Oscar Sainz | Oier Lopez de Lacalle | Itziar Aldabe | Montse Maritxalar
Proceedings of the Twelfth Language Resources and Evaluation Conference

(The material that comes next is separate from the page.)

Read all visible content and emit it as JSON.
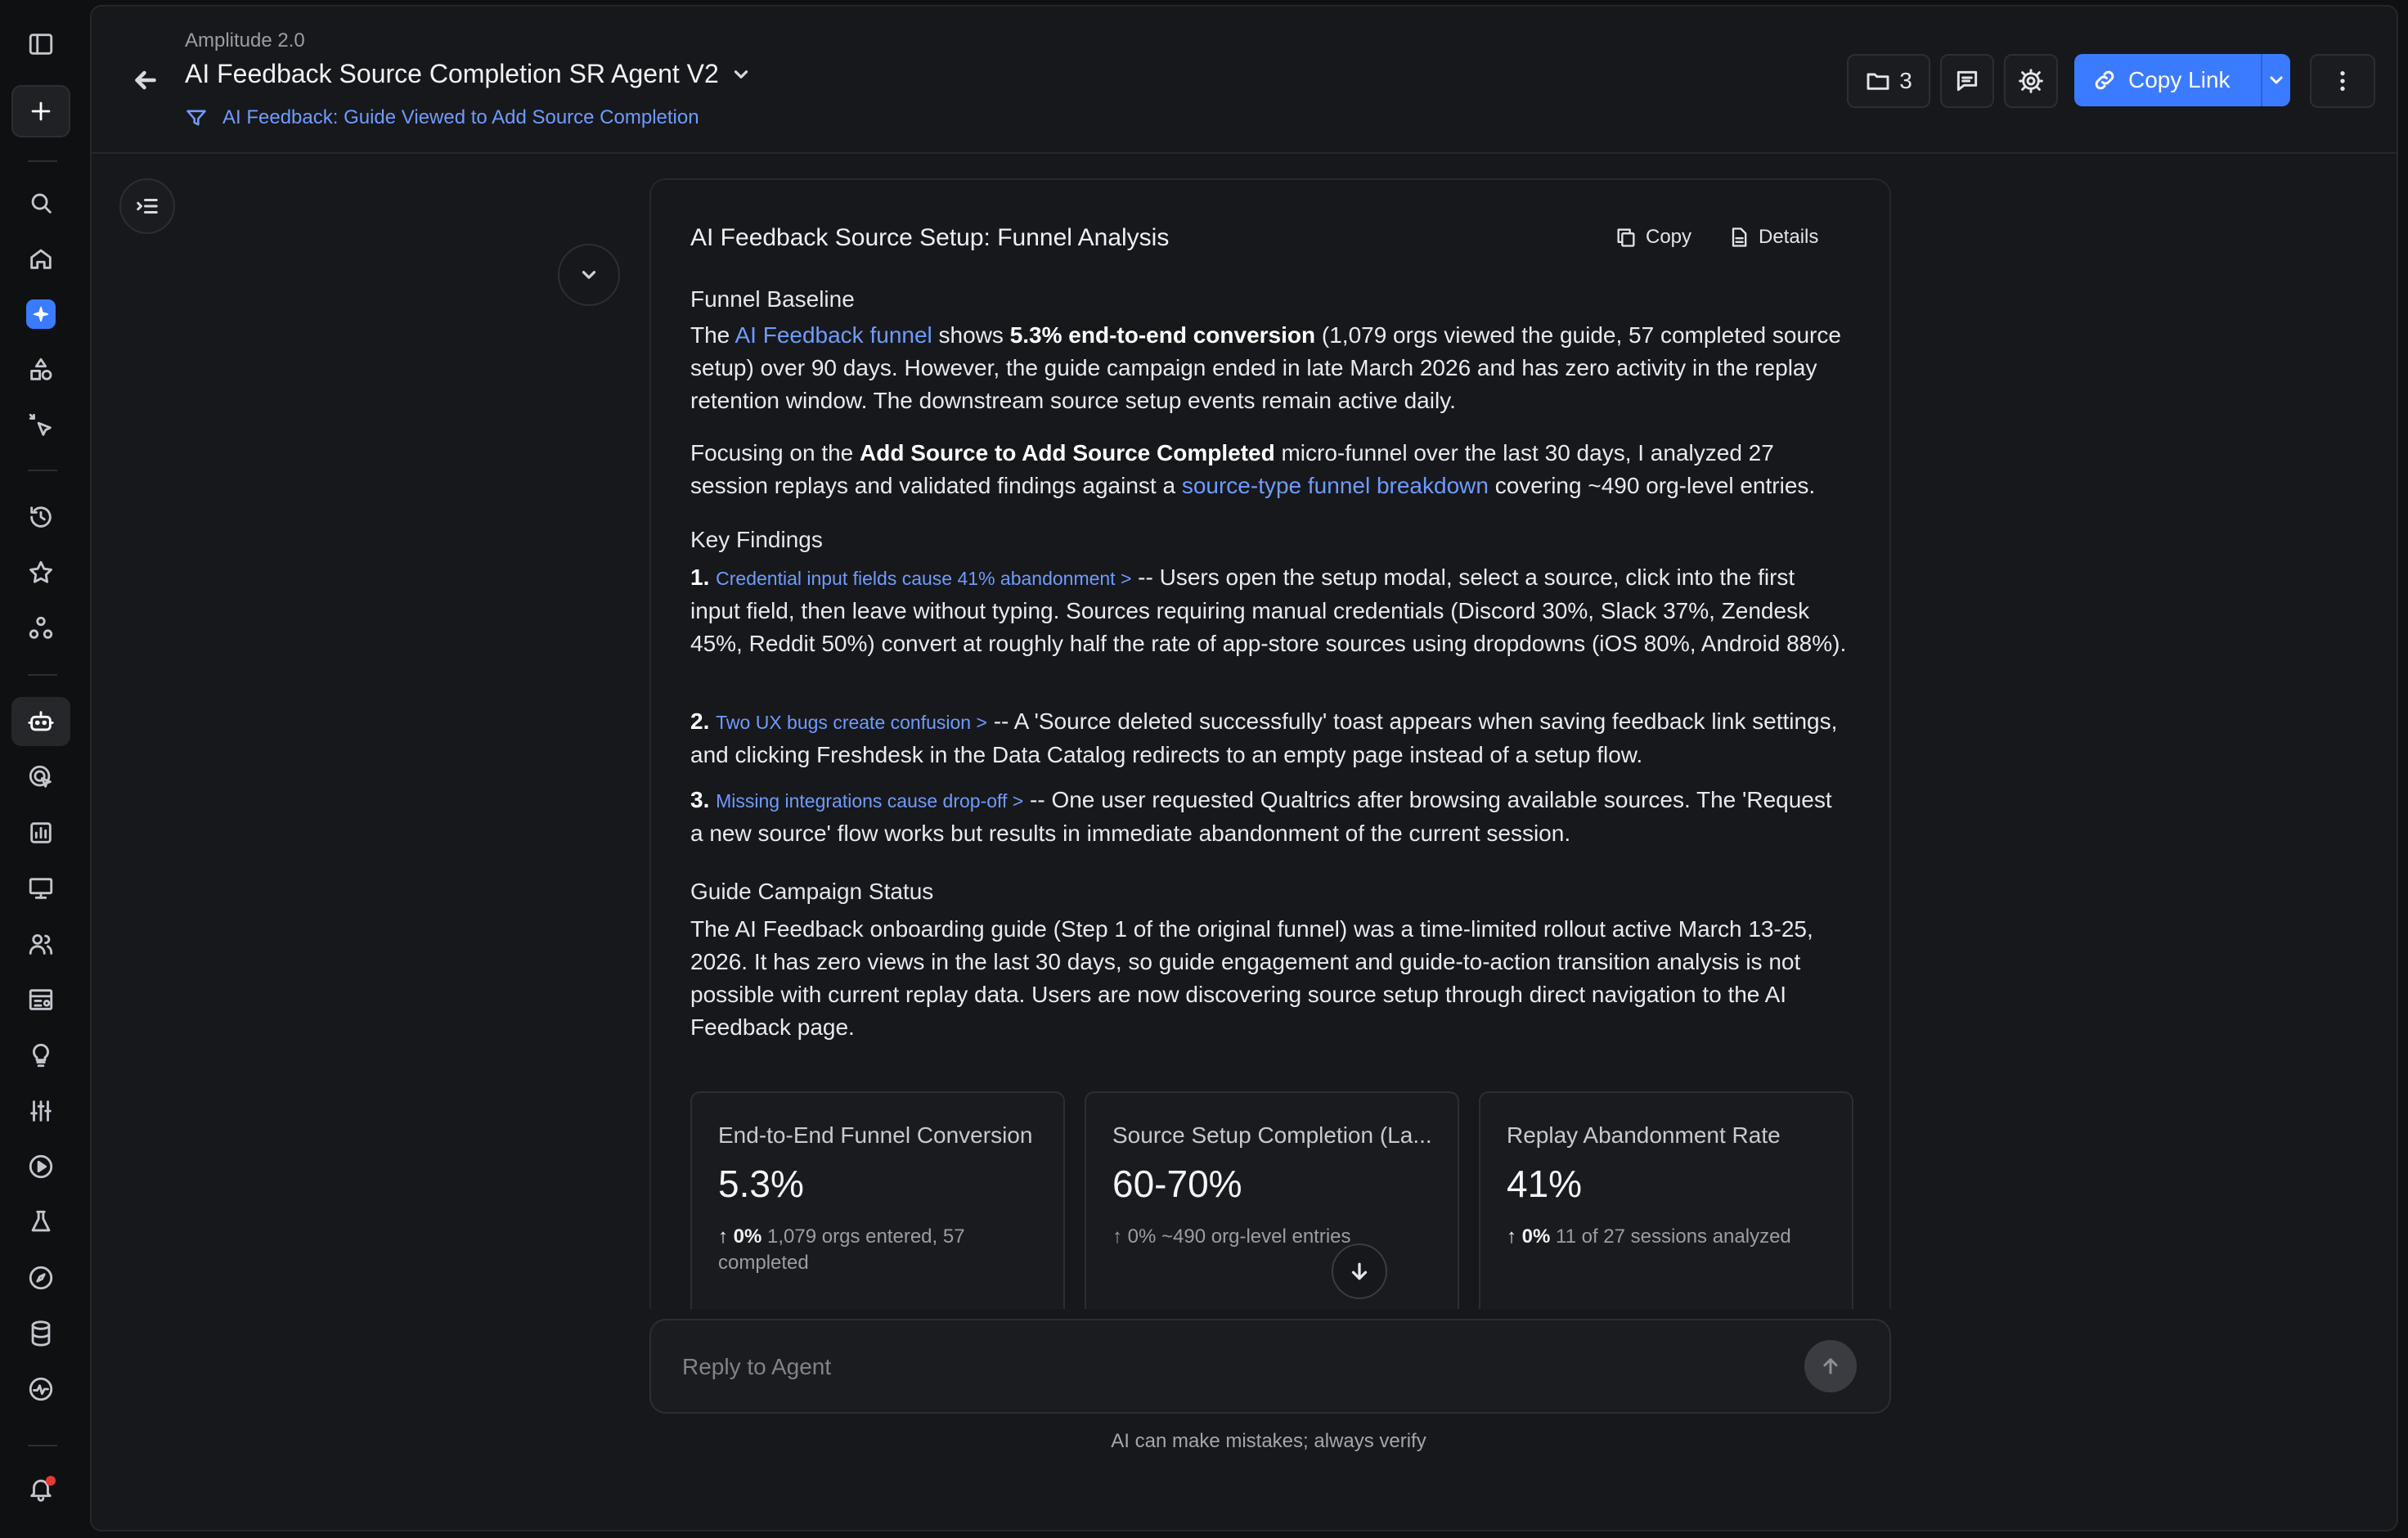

In this paper we present a relation extraction system that given a text extracts pedagogically motivated relation types, as a previous step to obtaining a semantic representation of the text which will make possible to automatically generate questions for reading comprehension. The system maps pedagogically motivated relations with relations from ConceptNet and deploys Distant Supervision for relation extraction. We run a study on a subset of those relationships in order to analyse the viability of our approach. For that, we build a domain-specific relation extraction system and explore two relation extraction models: a state-of-the-art model based on transfer learning and a discrete feature based machine learning model. Experiments show that the neural model obtains better results in terms of F-score and we yield promising results on the subset of relations suitable for pedagogical purposes. We thus consider that distant supervision for relation extraction is a valid approach in our target domain, i.e. biology.